Lean Startups

Indianapolis Lean Startup Circle

James Paden, VP at Compendium and Mentor at Indianapolis Startup Weekend, spoke at last night’s Indy Lean Meetup about the difference between bootstrapping and lean startups. While both conserve cash whenever possible, their goals are different. Lean startups aren’t opposed to accepting funding, they just shouldn’t take it until after some customer validation has occurred.

From Iteration to Execution

As you can see from this chart, in lean startups, the process starts with customer discovery, then goes to customer validation. The arrow back to customer discovery indicates revisions until a product/market fit is established and the process can move over to customer creation and eventually company building. While the goal of bootstrapping is to build without incurring debt, the goal of lean is to learn from short, iterative processes (the discover and validation phases) AND to build the company as fast as possible.

The Lean Startup

As Matthew pointed out on my book recommendations page, The Lean Startup by Eric Ries is a great book to help your startup get started right. But what I didn’t realize until attending last night’s Indy Lean Meetup was that lean was a part of the agile method.

The premise of The Lean Startup is to, “Apply lean thinking to the process of innovation.” After reading this book, the next time you go to make a new product or start a new company, you’ll be asking yourself, “Can we build a sustainable business around this set of products and services?” and you’ll start to look at customer requests/desires differently than you may view them today. Using innovation experiments explained in the book, you’ll be able to determine whether a new product or service is required or simply a tweak to any existing product, but Ries warns, “Stated customer feedback is not always an accurate reflection of actual need/desire.”

Agile Indy

Last night at the Agile Indy meeting I learned a little bit about what Agile is. At it’s core it’s a focus on people and teams power to get things done by communicating. Agile facilitates that movement from the individual to the team and from idea to implementation. It’s similar to lean principals when it comes to short, iterative product development cycles.


We did what they call a “retrospective” which involves these steps:

  • Brainstorm
  • Cluster
  • Prioritize
  • Action
  • Commit

For the brainstorming session, we were looking for topics the group wanted to discuss or cared about. We used the default star-pattern of, “What do you want to…

  • = Stay the same
  • > Do more of
  • < Do less of
  • – Stop doing (it’s hurting us)
  • + Start doing

The brainstorming is done with a “one-in-hand” post-it note process where everyone writes one thing, then puts it on a wall or board. The “Cluster” process then uses the team to sort the post-it notes into categories using the same “one-in-hand” method. Seven random people are then asked to assign the clusters into seven different categories. The group then is allowed two dots each to assign importance to the categories. One dot on two categories or two dots on one is allowed. The two most popular categories then go into discussion and from that discussion, 5 action items are created. The last step is to commit these action items to being done and completed.

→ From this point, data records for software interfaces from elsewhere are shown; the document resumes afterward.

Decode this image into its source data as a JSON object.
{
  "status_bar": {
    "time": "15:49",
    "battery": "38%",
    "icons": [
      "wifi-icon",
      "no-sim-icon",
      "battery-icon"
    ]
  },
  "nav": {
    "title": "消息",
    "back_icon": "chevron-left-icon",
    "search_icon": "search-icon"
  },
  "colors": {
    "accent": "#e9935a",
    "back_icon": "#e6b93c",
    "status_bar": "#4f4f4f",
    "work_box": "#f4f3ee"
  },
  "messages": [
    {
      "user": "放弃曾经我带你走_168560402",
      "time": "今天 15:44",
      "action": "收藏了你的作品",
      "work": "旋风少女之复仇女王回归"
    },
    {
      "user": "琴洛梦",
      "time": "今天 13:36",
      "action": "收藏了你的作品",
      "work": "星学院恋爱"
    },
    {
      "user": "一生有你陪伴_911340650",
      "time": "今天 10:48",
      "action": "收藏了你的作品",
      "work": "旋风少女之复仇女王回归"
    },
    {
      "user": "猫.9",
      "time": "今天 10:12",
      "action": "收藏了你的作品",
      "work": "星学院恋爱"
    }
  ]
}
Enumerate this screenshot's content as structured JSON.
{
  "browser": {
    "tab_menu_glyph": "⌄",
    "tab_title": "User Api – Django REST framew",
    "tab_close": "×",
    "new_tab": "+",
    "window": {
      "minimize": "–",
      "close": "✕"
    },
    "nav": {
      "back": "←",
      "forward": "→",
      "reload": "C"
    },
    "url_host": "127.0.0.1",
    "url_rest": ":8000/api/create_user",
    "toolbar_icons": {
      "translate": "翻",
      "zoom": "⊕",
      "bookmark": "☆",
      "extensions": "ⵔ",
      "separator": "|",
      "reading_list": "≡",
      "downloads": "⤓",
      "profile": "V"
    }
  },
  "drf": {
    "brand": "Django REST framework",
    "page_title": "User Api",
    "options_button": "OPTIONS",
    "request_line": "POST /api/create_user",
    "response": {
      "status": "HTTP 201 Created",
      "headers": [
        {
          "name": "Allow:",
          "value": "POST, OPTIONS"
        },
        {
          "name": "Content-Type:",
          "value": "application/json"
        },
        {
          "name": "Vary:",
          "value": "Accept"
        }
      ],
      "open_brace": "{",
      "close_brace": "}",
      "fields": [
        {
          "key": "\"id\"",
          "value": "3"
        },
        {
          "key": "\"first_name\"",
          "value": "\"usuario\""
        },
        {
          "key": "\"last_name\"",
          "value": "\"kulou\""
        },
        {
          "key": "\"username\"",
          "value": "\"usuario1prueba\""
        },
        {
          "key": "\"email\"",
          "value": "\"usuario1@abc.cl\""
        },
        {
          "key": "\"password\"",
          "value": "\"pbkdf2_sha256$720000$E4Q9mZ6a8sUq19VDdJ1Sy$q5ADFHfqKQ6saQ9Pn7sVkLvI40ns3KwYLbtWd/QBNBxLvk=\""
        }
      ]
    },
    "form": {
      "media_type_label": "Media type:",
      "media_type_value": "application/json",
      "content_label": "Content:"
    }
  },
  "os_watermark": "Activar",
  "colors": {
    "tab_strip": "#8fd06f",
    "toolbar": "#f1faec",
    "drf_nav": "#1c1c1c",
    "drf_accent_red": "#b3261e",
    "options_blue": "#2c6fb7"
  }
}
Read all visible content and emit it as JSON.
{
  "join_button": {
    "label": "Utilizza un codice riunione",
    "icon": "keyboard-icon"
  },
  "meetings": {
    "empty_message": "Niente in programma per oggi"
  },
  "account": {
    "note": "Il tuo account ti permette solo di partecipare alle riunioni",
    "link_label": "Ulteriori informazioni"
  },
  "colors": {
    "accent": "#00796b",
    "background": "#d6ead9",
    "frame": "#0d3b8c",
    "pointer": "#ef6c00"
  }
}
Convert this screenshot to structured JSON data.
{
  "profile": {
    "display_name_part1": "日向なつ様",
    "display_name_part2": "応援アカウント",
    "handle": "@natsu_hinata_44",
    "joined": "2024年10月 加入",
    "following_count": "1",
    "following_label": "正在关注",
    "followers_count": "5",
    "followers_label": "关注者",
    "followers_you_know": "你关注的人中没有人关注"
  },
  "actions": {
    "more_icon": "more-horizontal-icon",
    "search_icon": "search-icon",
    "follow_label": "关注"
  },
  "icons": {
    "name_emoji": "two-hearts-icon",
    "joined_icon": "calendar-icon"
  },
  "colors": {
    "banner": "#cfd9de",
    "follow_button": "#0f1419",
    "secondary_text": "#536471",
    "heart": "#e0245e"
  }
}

This is just one part of Agile. There are terms like SCRUM and SPRINT, neither of which I know what they mean (yet). I recently wrote about the Agile meetup as part of the broader category of what meetups mean to me, but I felt there was enough material from last night’s meeting that it deserved it’s own post.

The most popular book on Agile in Amazon doesn’t even mention Agile in the title. Little Bets: How Breakthrough Ideas Emerge from Small Discoveries, is a book about achieving breakthrough results by, “methodically taking small, experimental steps in order to discover and develop new ideas.” The author, Peter Sims, researched what went on behind the scenes of some of the great achievements and innovations we witness in today’s world. He said, “Most of them weren’t the epiphanies of geniuses, but instead the result of masters of a specific type of experimentation. To find out the common elements of their experimental approach, I reviewed empirical and neuroscience research about creativity and innovation, and interviewed or observed dozens of people about their approach, including Army counterinsurgency strategists, architect Frank Gehry, agile software development teams, stand-up comedians, entrepreneurs who had self-financed billion dollar businesses, the rapidly growing field of design thinking, and musicians like John Legend, as well as executives inside a range of organizations such as Amazon, Pixar, Procter & Gamble, Google, 3M, General Motors, and Hewlett Packard.” As one reviewer wrote, “Constant experimentation (‘learn by doing’) is fundamental to this approach – and I would add, fundamental to Agile.